Duke Energy has brought in two highly regarded trial lawyers as the N.C. Utilities Commission hears testimony Thursday from former Progress Energy CEO Bill Johnson about his post-merger resignation.
Charlotte lawyer Jim Cooney and former N.C. Supreme Court Chief Justice Burley Mitchell gave notice to the commission on Tuesday that they will appear for Duke. A third high-profile lawyer, Raleighs Wade Smith, already represents Johnson.
Their presence signals the growing stakes in the Duke merger, which is being investigated by both the Utilities Commission and Attorney General Roy Cooper. The commission could also bring in its own hired experts at Dukes expense.
Filings Tuesday by Cooney and Mitchell also began Dukes polite push-back to the Utilities Commissions demands.
Duke said two directors the commission has called, lead director Ann Maynard Gray and longtime director Michael Browning, will voluntarily testify but asked for a delay.
The company objected to the eight-day notice the commission gave the directors and argued that subpoena power doesnt extend to witnesses who live outside North Carolina Gray in Connecticut and Browning in Indiana. Duke said neither director was served with the commissions order for them to appear.
The commission slapped those arguments down Wednesday, refusing to delay Fridays hearing.
The commission and parties have had ample time to develop the facts and issues, the denial order said. In addition, (Duke CEO Jim) Rogers testimony on July 10 focused heavily on the actions of Dukes board members. Thus, Gray and Browning knew that the commission was likely to call them as witnesses.
Duke said the directors will appear Friday, but noted in a statement that deferring the proceedings as we had suggested would ensure that the commission engages in the fair and orderly process contemplated by North Carolina law.

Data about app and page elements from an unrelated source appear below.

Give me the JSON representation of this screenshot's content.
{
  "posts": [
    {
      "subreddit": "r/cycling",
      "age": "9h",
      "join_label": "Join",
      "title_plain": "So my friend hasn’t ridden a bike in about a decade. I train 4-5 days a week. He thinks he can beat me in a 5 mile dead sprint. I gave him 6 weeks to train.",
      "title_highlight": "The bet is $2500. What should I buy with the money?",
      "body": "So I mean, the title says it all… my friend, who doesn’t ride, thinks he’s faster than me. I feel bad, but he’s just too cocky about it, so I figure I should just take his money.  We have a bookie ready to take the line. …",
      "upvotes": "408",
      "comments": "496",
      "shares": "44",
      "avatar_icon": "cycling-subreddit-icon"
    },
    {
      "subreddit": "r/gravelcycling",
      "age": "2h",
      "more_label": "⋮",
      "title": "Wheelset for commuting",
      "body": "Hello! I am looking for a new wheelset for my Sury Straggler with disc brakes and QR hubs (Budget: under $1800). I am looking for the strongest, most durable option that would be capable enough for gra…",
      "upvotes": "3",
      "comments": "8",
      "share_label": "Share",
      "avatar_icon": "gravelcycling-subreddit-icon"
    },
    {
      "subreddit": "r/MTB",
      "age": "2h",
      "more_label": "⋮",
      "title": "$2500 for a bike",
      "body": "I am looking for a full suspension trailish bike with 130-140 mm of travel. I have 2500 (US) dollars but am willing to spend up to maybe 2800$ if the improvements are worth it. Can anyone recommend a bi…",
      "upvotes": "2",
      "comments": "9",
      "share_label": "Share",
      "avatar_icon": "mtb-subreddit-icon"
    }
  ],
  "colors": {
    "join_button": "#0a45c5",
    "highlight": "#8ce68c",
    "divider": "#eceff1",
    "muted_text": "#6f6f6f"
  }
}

Johnson was forced to resign hours after the merger closed July 2, despite assurances for more than a year that he would lead the new Duke. He and two former Progress directors will testify Thursday.
Robert Gruber, executive director of the commissions Public Staff, said the high-powered lawyers show the growing significance of the case.
It seems to me that if they want to draw this out indefinitely, (Duke) is playing a game of chicken with the commission, Gruber said.
Duke had little to say about hiring Cooney and Mitchell. Its not unusual to bring in outside counsel to assist our legal team, said spokesman Tom Williams.
Cooney, who declined to comment on the case, is the rare trial lawyer who succeeds at both civil and criminal law.
Hes represented death-row inmates, winning exoneration for one and reversal of murder convictions for another. He successfully defended one of the Duke University lacrosse players falsely accused of rape in 2006 in Durham. Cooney also handles health care litigation and white-collar criminal law.
Mitchell, based in Raleigh, was a 17-year N.C. Supreme Court justice, spent four years as chief justice, and was a former state secretary of Crime Control and Public Safety. Hes known as a top commercial litigator. He and Cooney practice at the large firm of Womble Carlyle Sandridge & Rice.
Duty to disclose?
Whether Duke had a duty to disclose its plans to oust Johnson after the merger depends partially on when the board made those plans, securities law experts say.
Rogers has testified that the board didnt formally reach its decision until the day of the merger, July 2, when the newly combined board voted 10-5 to ask Johnson to leave. Since no formal decision was made before then, Rogers said, Duke could not have informed regulators.
All of the information is material, said Alan Palmiter, a business law professor at Wake Forest University. I as a Duke shareholder might very much have wanted to know about the CEO.
But, he said, the Duke board wasnt legally obligated, under federal securities law, to disclose that it was considering voting to get rid of Johnson before the formal vote.
Tom Hazen, a law professor at UNC Chapel Hill, said the question of disclosure hinges on when the decision to reinstate Rogers was made.
If they made this decision after the merger vote rather than it being an early-on position, then at least under securities laws, I can see the argument they did not have to disclose it, Hazen said. If, on the other hand, it was a plan all along, then they couldnt keep that quiet.
That would mean the board made materially misleading statements during the run-up to the merger, Hazen said.
Duke officials have said they made the decision on Johnson late in the merger proceedings.
Gray, Dukes lead director, said the Duke board decided May 30 to close the merger and then act immediately on Johnson. Rogers testified he was first asked by Duke board members if he would step back in as CEO in late June.
Duke law professor Jim Cox said the timing of the case, especially the long lag between shareholder approval and regulatory approval, makes the Duke-Progress situation hard to judge.
Normally, what we would say is they had a disclosure duty that went right up until the deal was closed, he said.
But with a gestation period of a year and a half, during which the boards of directors learned more about each other while seeking regulatory approval, that might not apply, he said. The Duke boards discussions might not rise to the level of requiring disclosure.
Another factor is whether the decision to push Johnson out is really material to the mergers success, Cox said.
Everyone expects one of those people is going to leave ultimately, in 18 months or two years, he said. Thats basically what happened here. Everyone should have been anticipating that at some point, Rogers or Johnson would survive. Not both of them.